Jane Hurley, Staff Writer

As the world around us has shut down, many have turned to social media to connect with friends and family while in isolation. However, a cute dog picture or someone’s mirror selfie will not be the only thing you find when opening an app like Instagram. A quick scroll through the “stories” feature will reveal numerous shared posts – bite-sized pieces of information or PSA’s pertaining to social justice. This “Hashtag Activism”, a term coined by media networks to describe internet activism, has had a massive spike in popularity since May.

While it may seem like social media activism is a relatively new movement, users have been sharing information on these platforms since their creation. Senior Eva Schwartz tries to use her social media platforms for good: “On my Instagram, I mainly share content related to police brutality, abortion/reproductive rights, politician based content, climate change, opportunities for people to do hands-on advocacy, and content relating to eradicating period poverty (usually reposted or posted from @wearetheredsea). If I see something on the news or while I’m on social media, and I have strong beliefs in it, I will usually share it and try to encourage more people to be educated.”

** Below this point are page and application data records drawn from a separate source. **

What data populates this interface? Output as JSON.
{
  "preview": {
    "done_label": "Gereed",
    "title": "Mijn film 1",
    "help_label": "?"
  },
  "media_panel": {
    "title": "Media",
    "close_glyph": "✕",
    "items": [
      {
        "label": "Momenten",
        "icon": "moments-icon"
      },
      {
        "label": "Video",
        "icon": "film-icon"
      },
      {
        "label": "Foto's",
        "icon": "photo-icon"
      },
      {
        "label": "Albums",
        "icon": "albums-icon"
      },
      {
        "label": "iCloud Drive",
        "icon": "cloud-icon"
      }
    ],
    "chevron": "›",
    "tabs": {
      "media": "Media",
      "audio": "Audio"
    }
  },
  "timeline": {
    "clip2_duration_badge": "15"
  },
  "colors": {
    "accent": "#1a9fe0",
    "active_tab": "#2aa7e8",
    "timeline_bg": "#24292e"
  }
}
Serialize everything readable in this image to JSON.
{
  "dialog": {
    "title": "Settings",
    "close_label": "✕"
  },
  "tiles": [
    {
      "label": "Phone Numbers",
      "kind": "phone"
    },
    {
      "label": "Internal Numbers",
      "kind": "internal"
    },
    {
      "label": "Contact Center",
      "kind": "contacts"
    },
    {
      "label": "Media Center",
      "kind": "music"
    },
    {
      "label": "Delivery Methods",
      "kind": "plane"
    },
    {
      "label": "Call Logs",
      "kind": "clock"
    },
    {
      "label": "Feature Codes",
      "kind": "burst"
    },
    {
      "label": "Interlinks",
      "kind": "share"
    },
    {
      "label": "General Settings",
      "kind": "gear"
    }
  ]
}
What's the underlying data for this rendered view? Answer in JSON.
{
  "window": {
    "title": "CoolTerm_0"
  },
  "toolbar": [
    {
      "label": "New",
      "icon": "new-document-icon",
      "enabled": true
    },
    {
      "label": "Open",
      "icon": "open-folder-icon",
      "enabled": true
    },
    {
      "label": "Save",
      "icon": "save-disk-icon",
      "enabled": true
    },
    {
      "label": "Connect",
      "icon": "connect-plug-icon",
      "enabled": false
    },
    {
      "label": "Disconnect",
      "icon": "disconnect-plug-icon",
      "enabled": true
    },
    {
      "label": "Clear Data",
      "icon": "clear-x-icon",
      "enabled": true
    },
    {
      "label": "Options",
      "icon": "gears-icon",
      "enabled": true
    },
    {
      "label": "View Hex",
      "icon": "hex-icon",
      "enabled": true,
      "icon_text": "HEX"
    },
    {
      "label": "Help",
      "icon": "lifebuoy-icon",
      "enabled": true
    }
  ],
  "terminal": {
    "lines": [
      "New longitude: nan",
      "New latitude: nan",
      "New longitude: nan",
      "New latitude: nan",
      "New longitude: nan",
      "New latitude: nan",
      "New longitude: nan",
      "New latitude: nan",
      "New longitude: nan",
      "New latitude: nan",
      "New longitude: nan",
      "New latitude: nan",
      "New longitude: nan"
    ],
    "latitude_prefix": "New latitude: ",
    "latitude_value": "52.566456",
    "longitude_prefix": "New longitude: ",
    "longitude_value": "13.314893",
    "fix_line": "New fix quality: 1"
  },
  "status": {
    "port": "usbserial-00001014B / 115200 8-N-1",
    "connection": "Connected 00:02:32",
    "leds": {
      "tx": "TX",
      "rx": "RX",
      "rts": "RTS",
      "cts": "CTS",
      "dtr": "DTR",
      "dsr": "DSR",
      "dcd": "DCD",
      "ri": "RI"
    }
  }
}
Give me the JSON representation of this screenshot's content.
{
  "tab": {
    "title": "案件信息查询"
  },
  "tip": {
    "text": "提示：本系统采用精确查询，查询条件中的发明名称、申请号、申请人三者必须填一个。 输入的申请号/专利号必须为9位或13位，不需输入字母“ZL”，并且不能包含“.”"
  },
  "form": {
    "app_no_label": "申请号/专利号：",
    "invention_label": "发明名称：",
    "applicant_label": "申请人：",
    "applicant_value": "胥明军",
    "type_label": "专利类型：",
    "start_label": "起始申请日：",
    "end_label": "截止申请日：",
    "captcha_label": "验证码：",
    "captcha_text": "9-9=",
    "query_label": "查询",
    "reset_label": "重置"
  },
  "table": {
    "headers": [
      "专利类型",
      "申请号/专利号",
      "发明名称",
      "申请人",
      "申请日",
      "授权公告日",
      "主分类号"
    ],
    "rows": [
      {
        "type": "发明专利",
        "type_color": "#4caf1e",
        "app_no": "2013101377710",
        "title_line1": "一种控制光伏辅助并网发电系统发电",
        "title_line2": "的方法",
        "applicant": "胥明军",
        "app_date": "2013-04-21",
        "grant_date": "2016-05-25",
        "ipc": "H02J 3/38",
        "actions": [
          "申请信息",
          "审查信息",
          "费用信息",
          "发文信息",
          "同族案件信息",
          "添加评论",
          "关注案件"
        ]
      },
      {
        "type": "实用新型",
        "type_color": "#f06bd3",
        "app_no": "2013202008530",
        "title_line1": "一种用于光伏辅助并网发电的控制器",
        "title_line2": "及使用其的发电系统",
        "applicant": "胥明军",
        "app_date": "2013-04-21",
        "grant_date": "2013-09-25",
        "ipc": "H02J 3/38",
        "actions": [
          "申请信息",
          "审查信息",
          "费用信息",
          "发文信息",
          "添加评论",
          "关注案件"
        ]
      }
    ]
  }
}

Schwartz and many other Prep students have been sharing content that follows a similar theme: calls to end injustice and bring equality to our world. Out of 145 students, 72% had shared a post related to social justice or activism. However, sharing a post is just the first step in becoming an activist. When asked how social media has shaped our generation’s perspective on activism, Schwartz responded, “Spreading content via an Instagram story is a great way to educate your community, but I feel like if you don’t do concrete action in the real world, the activism is performative and ingenuine.”

Performative activism, a recently popularized term, refers to activism that is not done out of good faith but for the increase of one’s social status.

The primary focus of social media activism is to educate and encourage others to take action. A poll of Prep students revealed that 70% felt more educated on injustices in the world through social media activism. Unfortunately, with a surge of information being shared at rapid rates comes a surge of misinformation. Some Instagram accounts have been set up posting graphics urging users to share to “donate money” to whatever crisis is trending. The post spreads like wildfire, all under the guise of the account donating money to an honorable cause. In the end, after the account has gained thousands of likes and follows, it is revealed that no money was donated at all. Performative, as activists would describe it. In regards to social media activism, Schwartz believes that “…if you want to actually do something, it’s important that you do genuine research.”

Activism has always been largely led by the youth, so a transition to a more modern platform made sense. As new conflicts arise each passing day, activism will not be going away any time soon. When remaining vigilant about fact-checking and applying knowledge to real life scenarios, social media activism can be a powerful agent of change.